The purpose of spousal support is to limit any unfair economic impact to a non-wage-earning or lower-wage-earning spouse in a divorce by providing that spouse with an ongoing income. In addition to the five factors mentioned above, the court usually considers non-marital assets and whether minor children are involved when determining need.
Some courts award rehabilitative maintenance when calculating spousal support, which gives one spouse temporary financial help until he or she is financially independent. This allows the recipient time to go back to school or gain the skills necessary to find a job.
Unlike property division, spousal support can be modified after the court’s decision has been made. While this feature can provide relief if either spouse’s financial circumstances shift dramatically in the future, modifying spousal support often requires more time and money in court. For this reason, some couples prefer non-modifiable spousal support to prevent another potential disruption.

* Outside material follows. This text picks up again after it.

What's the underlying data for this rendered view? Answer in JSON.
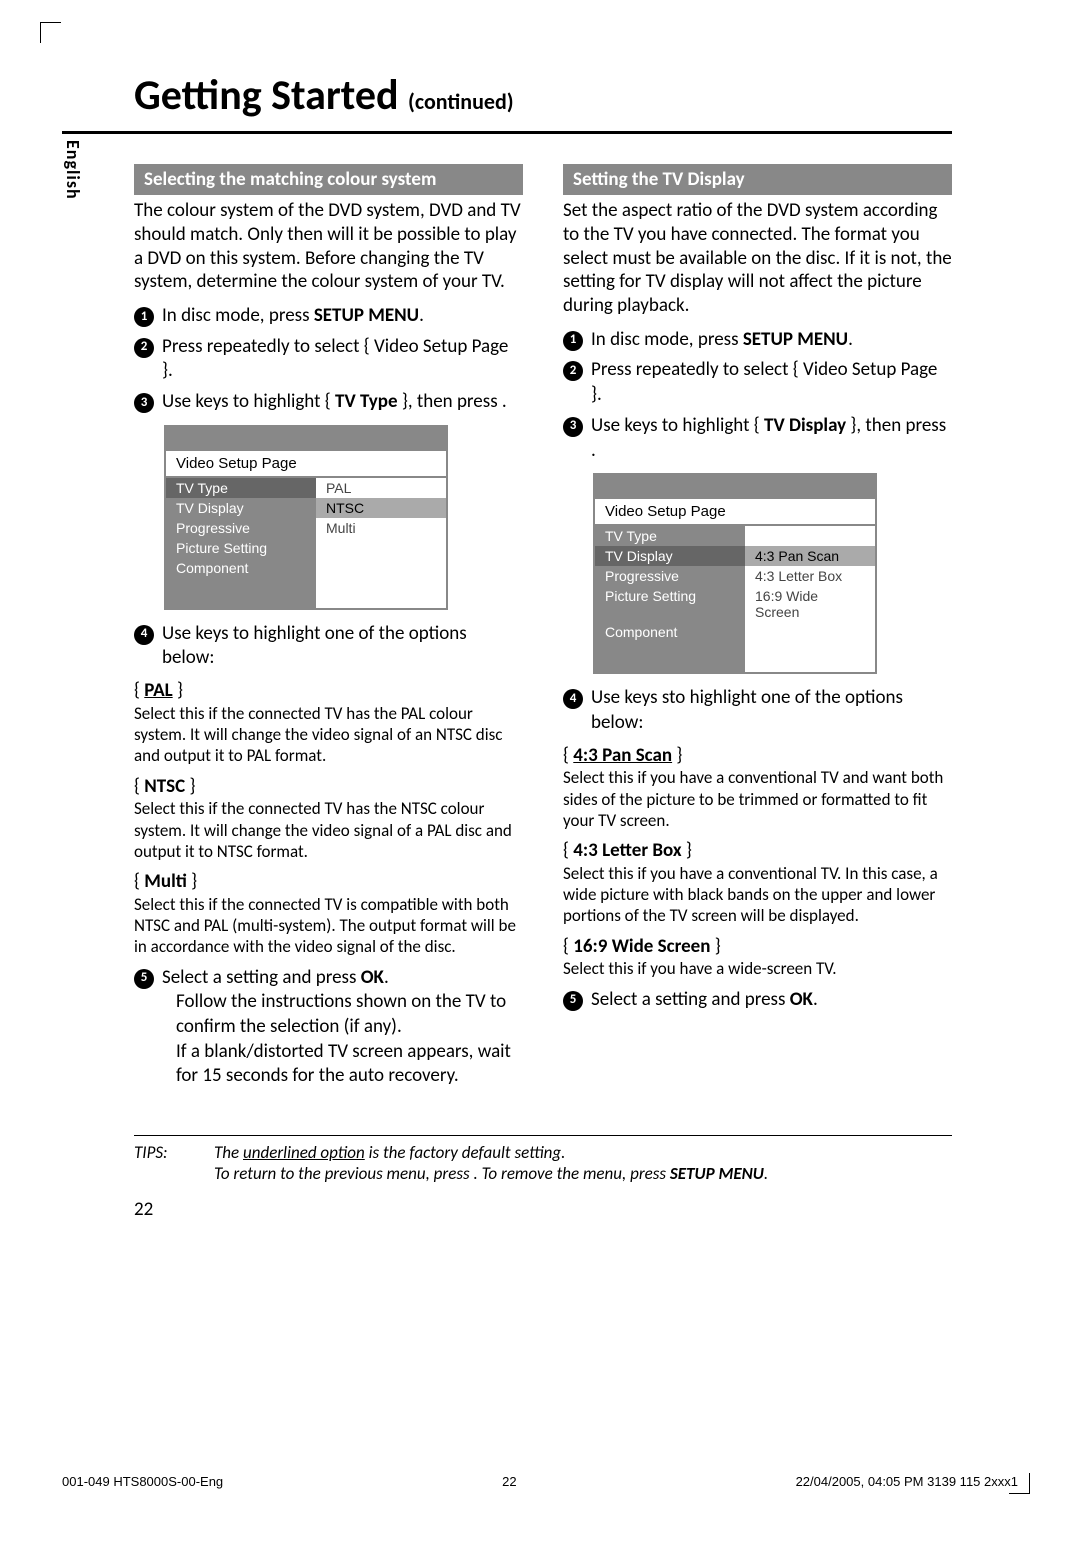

In addition, although an end date is typically given on spousal support, it can end early for one of two reasons—either the payor or recipient spouse dies, or the recipient spouse remarries. In the event of an unexpected death, certain tactics like taking out a life insurance policy on the payor spouse can be used to ensure that the recipient spouse continues to collect support.
After the court makes its determination on spousal support, there are no guarantees that the payor spouse will abide by the ruling. Fortunately, there are other methods that can help the recipient receive payment, including:
Like most aspects of divorce, going through the process of determining spousal support can create undue emotional and financial stress without proper preparation. Whether you think you’re entitled to receive spousal support or may have to pay it, be sure to consult with your legal advisors to ensure that your interests are fairly represented. Our partners at DivorceLink are here to help with any questions you may have.